BEST OF 2012: Another Twenty

The process of putting together the end of year list is long and drawn out. Albums move up and down a large document until the final thirty reveal themselves. But what of the late bloomers, forgotten charmers or even albums released in December? Well, they miss out. Simple as that and, as I said back at the start of the month, a year from now I’ll be looking back and wanting to move a few around. In an attempt to stave off some of that geek disillusionment, here are another twenty albums which for one reason or another were not in that main list to help you while away the hours betwixt Christmas and New Year. Enjoy!

Andy Burrows – Company

If albums could make the main list on one song, this would have. ‘Maybe You’ is one of the most beautiful things I’ve heard all year.

Calexico – Algiers

Meatier, smoother and no less melodic. Calexico in fighting form.

Chromatics – Kill For Love

Shimmering Eighties-inflected Italian disco for the ‘Drive’ soundtrack fan in your life.

Colorama – Good Music

Welsh guitar pop which starts slinky and gradually unfurls into an array of gorgeous melodies

Dark Dark Dark – Who Needs Who

Following up ‘Wild Go’, this continues the sparse, piano-led arrangements circling Nona Marie Invie’s naggingly familiar voice.

Ellen And The Escapades – All The Crooked Scenes

Has to be heard for Ellen’s voice. Country tinged indie rock. Beautiful.

Father John Misty – Fear Fun

So close to the original list, a Bella Union delight.

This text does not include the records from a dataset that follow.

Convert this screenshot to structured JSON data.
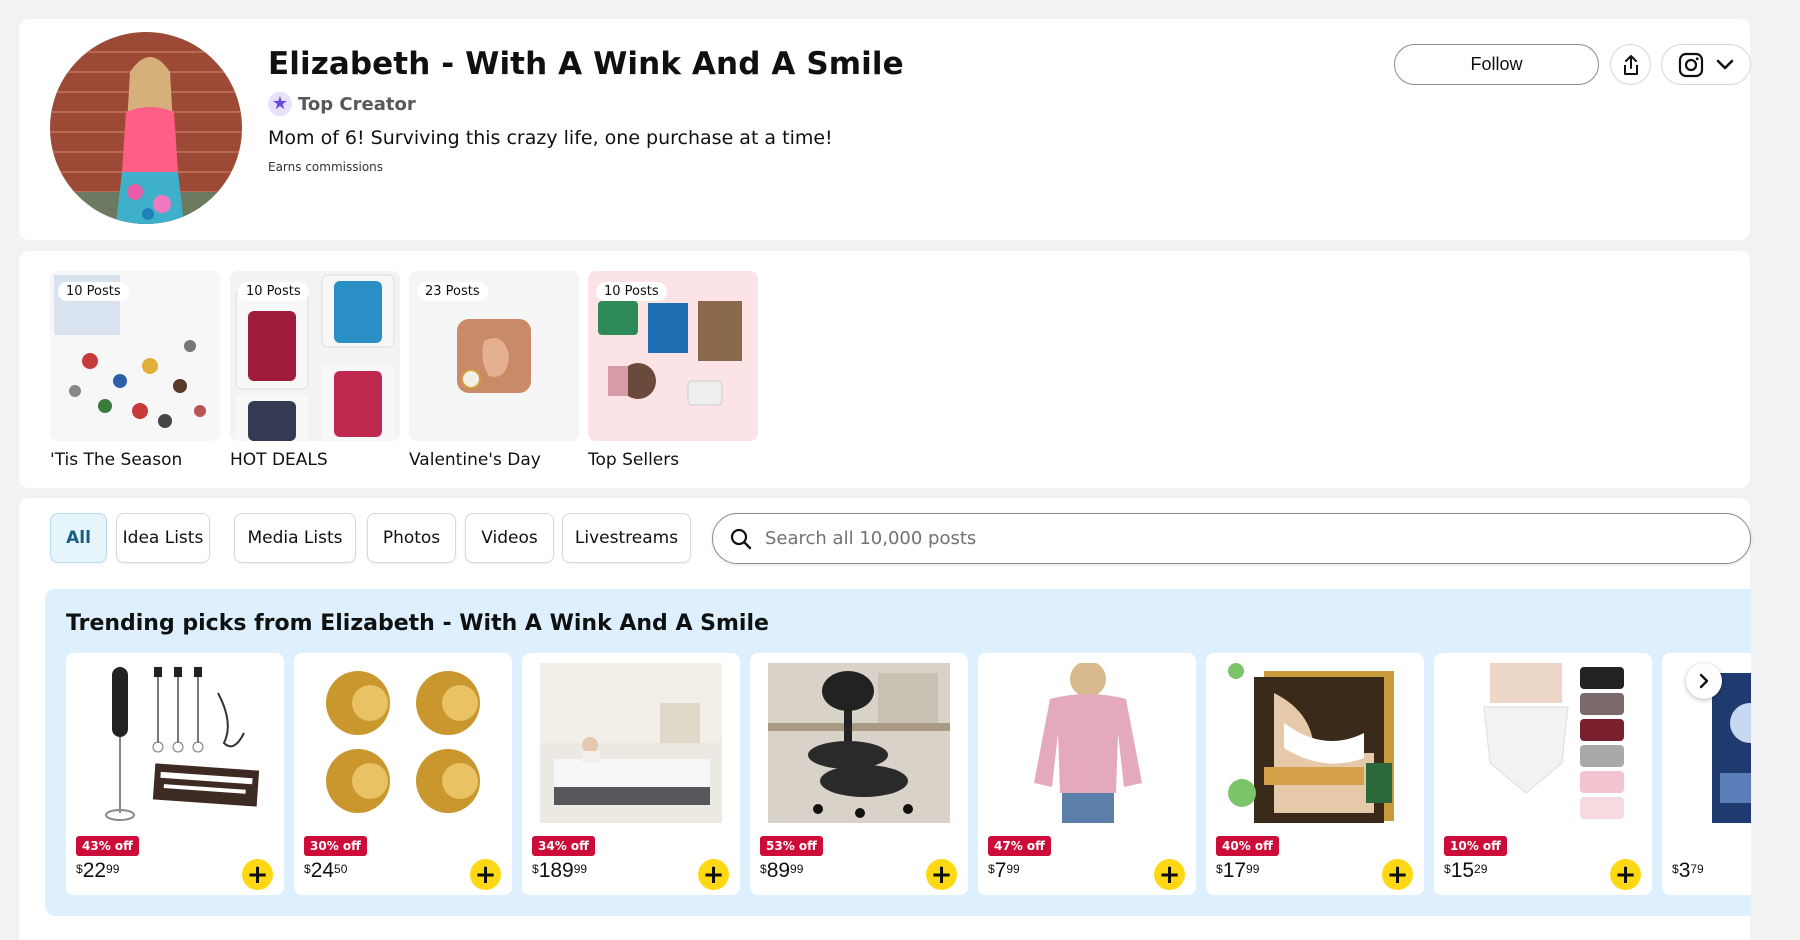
{
  "profile": {
    "name": "Elizabeth - With A Wink And A Smile",
    "badge": "Top Creator",
    "bio": "Mom of 6! Surviving this crazy life, one purchase at a time!",
    "commission_note": "Earns commissions",
    "follow_label": "Follow",
    "icons": [
      "share-icon",
      "instagram-icon",
      "chevron-down-icon"
    ]
  },
  "collections": [
    {
      "name": "'Tis The Season",
      "count": "10 Posts"
    },
    {
      "name": "HOT DEALS",
      "count": "10 Posts"
    },
    {
      "name": "Valentine's Day",
      "count": "23 Posts"
    },
    {
      "name": "Top Sellers",
      "count": "10 Posts"
    }
  ],
  "filters": {
    "tabs": [
      "All",
      "Idea Lists",
      "Media Lists",
      "Photos",
      "Videos",
      "Livestreams"
    ],
    "active": "All",
    "search_placeholder": "Search all 10,000 posts"
  },
  "trending": {
    "title": "Trending picks from Elizabeth - With A Wink And A Smile",
    "products": [
      {
        "deal": "43% off",
        "currency": "$",
        "dollars": "22",
        "cents": "99"
      },
      {
        "deal": "30% off",
        "currency": "$",
        "dollars": "24",
        "cents": "50"
      },
      {
        "deal": "34% off",
        "currency": "$",
        "dollars": "189",
        "cents": "99"
      },
      {
        "deal": "53% off",
        "currency": "$",
        "dollars": "89",
        "cents": "99"
      },
      {
        "deal": "47% off",
        "currency": "$",
        "dollars": "7",
        "cents": "99"
      },
      {
        "deal": "40% off",
        "currency": "$",
        "dollars": "17",
        "cents": "99"
      },
      {
        "deal": "10% off",
        "currency": "$",
        "dollars": "15",
        "cents": "29"
      },
      {
        "deal": "",
        "currency": "$",
        "dollars": "3",
        "cents": "79"
      }
    ]
  },
  "colors": {
    "deal_badge": "#cc0c39",
    "add_button": "#ffd814",
    "trending_bg": "#deeffd",
    "active_tab_bg": "#e6f4fb"
  }
}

J Tillman’s new moniker with fleshed out sounds but the same devastating voice.

Bill Fay – Life Is People

Even closer to the original list. I may have done Mr Fay a disservice. A folk legend based on two albums from forty years ago, this is him now. Luscious production, a lived-in voice and a little help from his friends. Wonderful stuff.

Grizzly Bear – Shields

I really like this lot and the album is perhaps their most measured, crafted outing to date. Still have capacity to surprise and enthrall.

Julia Holter – Ekstasis

Twinkly, squelchy electronica below floaty vocals. A bewitching album.

Jesca Hoop – The House That Jack Built

After the true quirkiness of her earlier releases, this seemed relatively reserved, with some purposeful power pop chops on show. The quieter tracks truly shine however.

La Sera – Sees The Light

Gently jangling, girl group indie pop with a ferocious underbelly. All about the classic melodies.

Lambchop – Mr M

A little like Calexico, some bands reach a point where their majesty is taken for granted. This is a luscious, beautifully recorded record with Kurt Wagner in fine form vocally and lyrically. His best in some time.

Cate Le Bon – Cyrk

A little ragged around edges and blessed with a unique voice, this Seventies rock jangle is endorsed by Gruff Rhys and a very infectious brew.

Moon Duo – Circles

Plain bloody noisy. Buy it on vinyl. Turn it up loud. Leap around the room.

Race Horses – Furniture

Quirky indie pop with hints of Pulp, Dogs Die In Hot Cars and an alternative Morrissey who liked to go to discos. Great fun.

Max Richter – Vivaldi’s Four Seasons Recomposed

I know the original, but this meticulously crafted reworking is right up there with his usual work

Spiritualized – Sweet Heart Sweet Light

The formula went unmessed with and there was much to love. The songwriting was back up to scratch after several middling efforts.

Wild Nothing – Nocturne

Swoonsome indie jangle for fans of Real Estate via the Bella Union stable. Delightful packaging too.

Rachel Zeffira – The Deserters

Released far too late to make the end of year lists, this is a majestic and stirring record. Glacial, orchestral, beautiful.